Kong: Skull Island

kongskullisland

In a brilliant piece of marketing, Kong: Skull Island strategically aligned itself in the same vein as the Vietnam War film Apocalypse Now. Those looking for a blockbuster take on Francis Ford Coppola’s iconic film should temper their expectations. While Apocalypse’s influences can be felt from a stylistic standpoint, the South Pacific sun looms as large as the ape at the film’s core, director Jordan Vogt-Roberts has very little interest in making a grand political statement. Kong: Skull Island’s only goal is to remind us who the true king of the monsters is, and in that regard it succeeds.

Whether he is using a boat motor like a set of brass knuckles, or making a giant octopus his impromptu lunch, there is no denying that this is the most badass version of King Kong we have seen yet. Unlike its predecessors, Kong: Skull Island rarely slows down to give its’ central character depth. Though many on island speak of Kong’s compassion, Vogt-Roberts only highlights a few choice scenes that show the creature’s humanity and complexity. The majority of the film is a beat down of epic proportions as Kong does whatever it takes to protect his home from those who now threaten it.

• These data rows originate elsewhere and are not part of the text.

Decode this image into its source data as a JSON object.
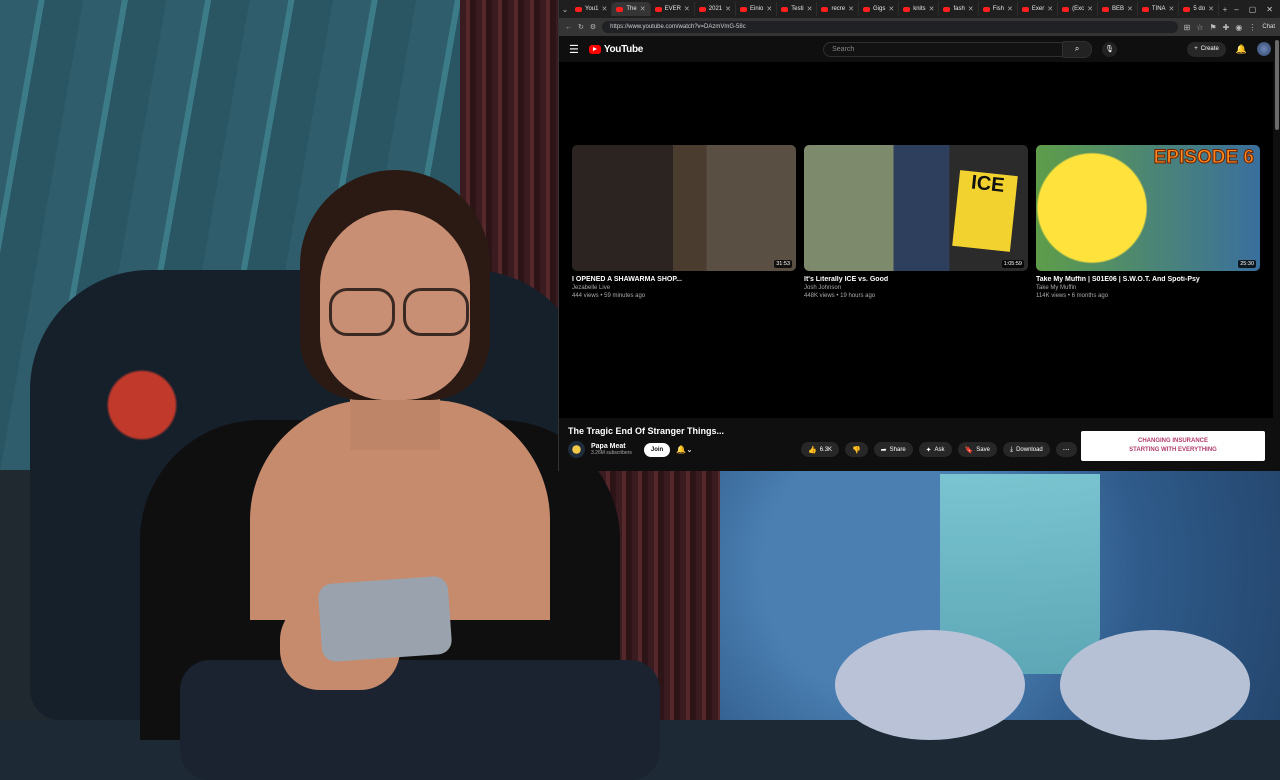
{
  "browser": {
    "tabs": [
      {
        "label": "You1",
        "fav": "red",
        "active": false
      },
      {
        "label": "The",
        "fav": "red",
        "active": true
      },
      {
        "label": "EVER",
        "fav": "red",
        "active": false
      },
      {
        "label": "2021",
        "fav": "red",
        "active": false
      },
      {
        "label": "Einio",
        "fav": "red",
        "active": false
      },
      {
        "label": "Testi",
        "fav": "red",
        "active": false
      },
      {
        "label": "recre",
        "fav": "red",
        "active": false
      },
      {
        "label": "Gigs",
        "fav": "red",
        "active": false
      },
      {
        "label": "knits",
        "fav": "red",
        "active": false
      },
      {
        "label": "fash",
        "fav": "red",
        "active": false
      },
      {
        "label": "Fish",
        "fav": "red",
        "active": false
      },
      {
        "label": "Exer",
        "fav": "red",
        "active": false
      },
      {
        "label": "(Exc",
        "fav": "red",
        "active": false
      },
      {
        "label": "BEB",
        "fav": "red",
        "active": false
      },
      {
        "label": "TINA",
        "fav": "red",
        "active": false
      },
      {
        "label": "5 do",
        "fav": "red",
        "active": false
      }
    ],
    "url": "https://www.youtube.com/watch?v=DAzmVmG-58c",
    "chat_label": "Chat"
  },
  "youtube": {
    "logo_text": "YouTube",
    "search_placeholder": "Search",
    "create_label": "Create"
  },
  "recommendations": [
    {
      "title": "I OPENED A SHAWARMA SHOP...",
      "channel": "Jezabelle Live",
      "meta": "444 views • 59 minutes ago",
      "duration": "31:53"
    },
    {
      "title": "It's Literally ICE vs. Good",
      "channel": "Josh Johnson",
      "meta": "448K views • 19 hours ago",
      "duration": "1:05:59"
    },
    {
      "title": "Take My Muffin | S01E06 | S.W.O.T. And Spoti-Psy",
      "channel": "Take My Muffin",
      "meta": "114K views • 6 months ago",
      "duration": "25:30"
    }
  ],
  "thumb_text": {
    "episode": "EPISODE 6",
    "ice": "ICE"
  },
  "video": {
    "title": "The Tragic End Of Stranger Things...",
    "channel_name": "Papa Meat",
    "subscribers": "3.26M subscribers",
    "join_label": "Join",
    "likes": "6.3K",
    "share_label": "Share",
    "ask_label": "Ask",
    "save_label": "Save",
    "download_label": "Download"
  },
  "ad": {
    "line1": "CHANGING INSURANCE",
    "line2": "STARTING WITH EVERYTHING"
  }
}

The most obvious threats are the outsiders who have been pulled together by Bill Randa (John Goodman), part of an organization called Monarch that has a vested interest in the abnormal. Randa and his colleague Houston Brooks (Corey Hawkins), a geologist whose theories about a Hollow Earth may not be as ludicrous as others in the scientific community believe, convince a local senator, Willis (Richard Jenkins), to allow them to take a military escort to a mysterious island in the South Pacific for a mapping expedition.

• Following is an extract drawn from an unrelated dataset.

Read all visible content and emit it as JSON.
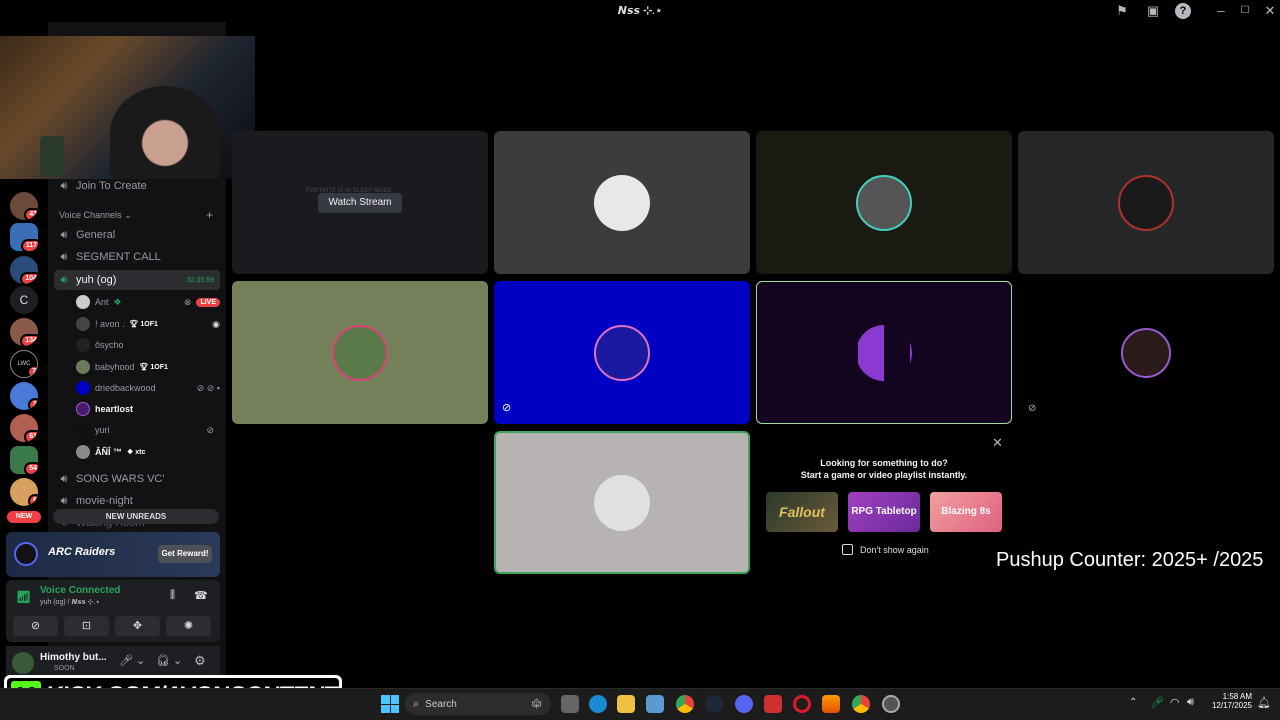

Going undetected for years, thanks in part to the perpetual storm clouds that surround it, Skull Island is no ordinary island. Within moments of arriving, the excursion led by Colonel Packard (Samuel L. Jackson), which also includes former British spy turned freelance tracker, James Conrad (Tom Hiddleston), and a war photo journalist, Mason Weaver (Brie Larson), quickly learn that Kong does not care for visitors; especially those bombing his land in the name of science.

While Colonel Packard immediately makes it his personal mission to avenge the soldiers that have fallen at the hands of Kong, it is clear to everyone else that there are even more dangers to worry about on Skull Island than its ape protector.

Continuing the trend of blockbuster reboots of cult monster franchises, a resurgence that started with 2014’s Godzilla, Kong: Skull Island is an entertaining ride that never takes itself too seriously. The film is filled with strong visual effects and the action sequences are quite thrilling. However, the true highlight of the film is John C. Reilly’s turn as Hank Marlow, a World War II fighter pilot who crashed landed on the island 28 years earlier. Reilly brings just the right level of humour and heart to the film. It can be argued that Marlow is a more well-rounded character than Conrad and Weaver combined.

Reilly’s great work also highlights one of the central flaws with the film; there are simply too many characters in the film. Many of the supporting characters are underdeveloped, or serve no other purpose than to be food for whatever giant freak of nature happens to inhabit a given area at the time. This also impacts the chemistry between Hiddleston and Larson’s characters, as we hardly get to know much about them outside of the fact that they can look like cover models in even the harshest of jungle terrains.

While the post-credit sequence hints at an epic monster franchise crossover film down the line, Kong: Skull Island is more than worthy of standing on its own legs. It is an entertaining blockbuster that is worth going ape over.